Data excerpts:
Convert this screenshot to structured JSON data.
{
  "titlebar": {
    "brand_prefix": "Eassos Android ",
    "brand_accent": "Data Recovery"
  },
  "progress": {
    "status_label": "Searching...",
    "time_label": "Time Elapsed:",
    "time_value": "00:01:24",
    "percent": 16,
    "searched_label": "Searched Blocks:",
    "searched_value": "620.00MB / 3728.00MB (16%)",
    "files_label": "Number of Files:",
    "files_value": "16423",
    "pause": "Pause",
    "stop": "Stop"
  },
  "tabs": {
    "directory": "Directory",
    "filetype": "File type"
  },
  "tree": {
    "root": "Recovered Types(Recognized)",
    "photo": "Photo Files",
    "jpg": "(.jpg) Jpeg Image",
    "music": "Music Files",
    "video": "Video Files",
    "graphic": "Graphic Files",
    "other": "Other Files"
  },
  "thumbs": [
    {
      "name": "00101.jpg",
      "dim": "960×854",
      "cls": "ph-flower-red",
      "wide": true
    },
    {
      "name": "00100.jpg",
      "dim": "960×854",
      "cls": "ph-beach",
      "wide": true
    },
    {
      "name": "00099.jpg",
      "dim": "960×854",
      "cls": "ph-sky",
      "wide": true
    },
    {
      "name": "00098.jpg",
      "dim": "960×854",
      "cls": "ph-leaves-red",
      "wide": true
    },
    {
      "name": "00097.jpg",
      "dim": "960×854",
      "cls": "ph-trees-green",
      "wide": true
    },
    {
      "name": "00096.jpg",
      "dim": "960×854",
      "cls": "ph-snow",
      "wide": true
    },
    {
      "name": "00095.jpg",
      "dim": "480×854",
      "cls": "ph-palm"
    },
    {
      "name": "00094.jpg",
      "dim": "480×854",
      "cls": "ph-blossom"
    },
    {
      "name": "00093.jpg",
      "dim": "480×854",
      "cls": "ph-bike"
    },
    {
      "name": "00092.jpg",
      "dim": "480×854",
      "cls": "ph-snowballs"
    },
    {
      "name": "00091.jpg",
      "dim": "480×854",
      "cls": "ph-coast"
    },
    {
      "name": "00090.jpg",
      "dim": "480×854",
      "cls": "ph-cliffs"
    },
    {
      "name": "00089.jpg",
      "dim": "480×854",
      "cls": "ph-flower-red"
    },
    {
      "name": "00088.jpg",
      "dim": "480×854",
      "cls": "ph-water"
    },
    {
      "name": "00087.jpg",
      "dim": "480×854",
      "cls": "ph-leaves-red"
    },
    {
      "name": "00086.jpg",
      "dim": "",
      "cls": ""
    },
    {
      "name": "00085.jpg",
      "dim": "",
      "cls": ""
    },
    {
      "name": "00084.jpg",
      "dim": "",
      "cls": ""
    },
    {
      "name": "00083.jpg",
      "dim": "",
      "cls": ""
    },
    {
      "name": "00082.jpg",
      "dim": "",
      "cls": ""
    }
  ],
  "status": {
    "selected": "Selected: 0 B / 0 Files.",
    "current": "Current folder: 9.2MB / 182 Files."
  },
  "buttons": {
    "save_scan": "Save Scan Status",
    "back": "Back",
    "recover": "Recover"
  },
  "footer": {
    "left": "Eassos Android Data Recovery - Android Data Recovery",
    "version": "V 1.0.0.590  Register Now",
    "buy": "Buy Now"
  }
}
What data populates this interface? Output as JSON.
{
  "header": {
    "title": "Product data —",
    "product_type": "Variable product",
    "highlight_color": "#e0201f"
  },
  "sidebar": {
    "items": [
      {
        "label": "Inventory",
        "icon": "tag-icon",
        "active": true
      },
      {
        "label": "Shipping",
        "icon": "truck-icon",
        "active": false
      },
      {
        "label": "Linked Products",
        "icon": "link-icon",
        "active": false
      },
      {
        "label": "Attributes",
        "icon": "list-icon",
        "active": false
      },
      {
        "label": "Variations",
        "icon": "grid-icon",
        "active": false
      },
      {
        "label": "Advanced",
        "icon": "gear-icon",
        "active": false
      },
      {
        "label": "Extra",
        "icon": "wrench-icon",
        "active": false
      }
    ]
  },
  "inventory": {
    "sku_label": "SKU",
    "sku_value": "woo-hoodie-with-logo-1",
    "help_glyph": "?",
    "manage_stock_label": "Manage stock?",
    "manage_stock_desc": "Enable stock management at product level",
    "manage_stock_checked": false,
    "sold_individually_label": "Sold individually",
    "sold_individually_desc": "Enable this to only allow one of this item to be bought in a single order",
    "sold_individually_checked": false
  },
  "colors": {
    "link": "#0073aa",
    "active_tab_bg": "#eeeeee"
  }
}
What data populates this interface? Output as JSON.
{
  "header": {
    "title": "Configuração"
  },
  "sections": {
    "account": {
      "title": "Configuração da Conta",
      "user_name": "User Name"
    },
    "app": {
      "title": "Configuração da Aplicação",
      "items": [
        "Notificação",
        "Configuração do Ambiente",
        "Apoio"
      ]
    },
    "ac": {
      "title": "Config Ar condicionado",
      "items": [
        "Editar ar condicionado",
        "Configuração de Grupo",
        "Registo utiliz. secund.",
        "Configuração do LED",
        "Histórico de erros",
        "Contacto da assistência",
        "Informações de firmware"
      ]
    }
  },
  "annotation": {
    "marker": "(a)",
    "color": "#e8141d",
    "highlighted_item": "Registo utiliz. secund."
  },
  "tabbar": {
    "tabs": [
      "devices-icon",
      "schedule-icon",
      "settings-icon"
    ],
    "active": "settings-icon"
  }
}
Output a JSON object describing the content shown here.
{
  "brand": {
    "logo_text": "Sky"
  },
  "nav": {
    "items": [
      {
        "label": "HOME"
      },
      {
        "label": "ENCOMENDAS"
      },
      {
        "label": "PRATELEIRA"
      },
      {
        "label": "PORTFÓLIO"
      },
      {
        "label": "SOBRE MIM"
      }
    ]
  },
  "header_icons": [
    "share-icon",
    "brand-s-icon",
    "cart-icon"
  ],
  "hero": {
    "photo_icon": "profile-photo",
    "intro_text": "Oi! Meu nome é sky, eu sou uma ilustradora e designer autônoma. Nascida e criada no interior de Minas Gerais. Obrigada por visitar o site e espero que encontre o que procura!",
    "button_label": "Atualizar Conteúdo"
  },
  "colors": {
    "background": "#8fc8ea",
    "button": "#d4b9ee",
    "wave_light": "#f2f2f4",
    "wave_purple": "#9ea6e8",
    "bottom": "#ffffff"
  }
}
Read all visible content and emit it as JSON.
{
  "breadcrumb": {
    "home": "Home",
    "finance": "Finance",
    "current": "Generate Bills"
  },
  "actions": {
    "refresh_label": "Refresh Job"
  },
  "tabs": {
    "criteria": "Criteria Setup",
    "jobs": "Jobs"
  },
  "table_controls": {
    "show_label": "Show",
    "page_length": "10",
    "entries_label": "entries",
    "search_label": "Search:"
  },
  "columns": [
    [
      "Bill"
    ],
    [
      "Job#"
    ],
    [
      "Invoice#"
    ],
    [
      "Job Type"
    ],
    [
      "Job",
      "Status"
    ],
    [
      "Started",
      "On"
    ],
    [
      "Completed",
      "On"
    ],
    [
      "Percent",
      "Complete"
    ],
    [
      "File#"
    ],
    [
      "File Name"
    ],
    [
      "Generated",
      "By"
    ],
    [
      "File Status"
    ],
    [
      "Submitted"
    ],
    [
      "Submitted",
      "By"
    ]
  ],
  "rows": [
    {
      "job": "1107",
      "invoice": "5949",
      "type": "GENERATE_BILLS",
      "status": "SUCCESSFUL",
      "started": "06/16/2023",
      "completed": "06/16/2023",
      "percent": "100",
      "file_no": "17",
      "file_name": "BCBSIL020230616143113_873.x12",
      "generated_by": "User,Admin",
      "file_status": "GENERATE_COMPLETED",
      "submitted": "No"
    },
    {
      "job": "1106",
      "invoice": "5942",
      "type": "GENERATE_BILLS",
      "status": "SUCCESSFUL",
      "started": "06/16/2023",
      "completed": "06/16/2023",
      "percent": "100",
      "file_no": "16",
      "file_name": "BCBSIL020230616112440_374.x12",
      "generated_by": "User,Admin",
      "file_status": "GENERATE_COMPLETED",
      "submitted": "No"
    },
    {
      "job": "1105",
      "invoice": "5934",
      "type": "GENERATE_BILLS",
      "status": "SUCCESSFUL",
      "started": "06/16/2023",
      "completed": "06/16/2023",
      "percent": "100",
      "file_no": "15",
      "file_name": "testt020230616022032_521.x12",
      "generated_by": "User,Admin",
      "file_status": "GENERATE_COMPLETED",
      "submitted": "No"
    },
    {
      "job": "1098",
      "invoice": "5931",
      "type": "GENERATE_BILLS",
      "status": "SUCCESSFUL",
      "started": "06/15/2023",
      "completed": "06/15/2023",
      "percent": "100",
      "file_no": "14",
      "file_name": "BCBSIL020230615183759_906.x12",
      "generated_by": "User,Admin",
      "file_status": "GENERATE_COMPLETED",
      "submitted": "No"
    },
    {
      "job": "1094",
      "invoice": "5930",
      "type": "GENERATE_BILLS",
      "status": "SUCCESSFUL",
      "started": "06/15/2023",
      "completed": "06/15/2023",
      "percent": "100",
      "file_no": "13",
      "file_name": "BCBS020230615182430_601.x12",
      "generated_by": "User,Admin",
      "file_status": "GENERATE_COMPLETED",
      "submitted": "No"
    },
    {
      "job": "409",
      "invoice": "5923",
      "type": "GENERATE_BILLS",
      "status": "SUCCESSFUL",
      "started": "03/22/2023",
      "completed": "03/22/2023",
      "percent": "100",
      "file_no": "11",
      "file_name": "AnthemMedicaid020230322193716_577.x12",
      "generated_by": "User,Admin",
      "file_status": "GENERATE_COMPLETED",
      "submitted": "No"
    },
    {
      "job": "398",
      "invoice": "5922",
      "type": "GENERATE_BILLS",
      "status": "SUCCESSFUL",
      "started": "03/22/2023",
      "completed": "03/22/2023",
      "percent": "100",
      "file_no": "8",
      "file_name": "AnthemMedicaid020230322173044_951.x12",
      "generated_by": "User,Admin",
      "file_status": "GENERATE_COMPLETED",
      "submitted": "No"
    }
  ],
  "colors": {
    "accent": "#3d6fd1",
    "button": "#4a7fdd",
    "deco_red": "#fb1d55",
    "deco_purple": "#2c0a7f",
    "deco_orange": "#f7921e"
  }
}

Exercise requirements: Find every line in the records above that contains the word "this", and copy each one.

Reply to the exercise:
Convert this screenshot to structured JSON data.
What data populates this interface? Output as JSON.
    "sold_individually_desc": "Enable this to only allow one of this item to be bought in a single order",
What data populates this interface? Output as JSON.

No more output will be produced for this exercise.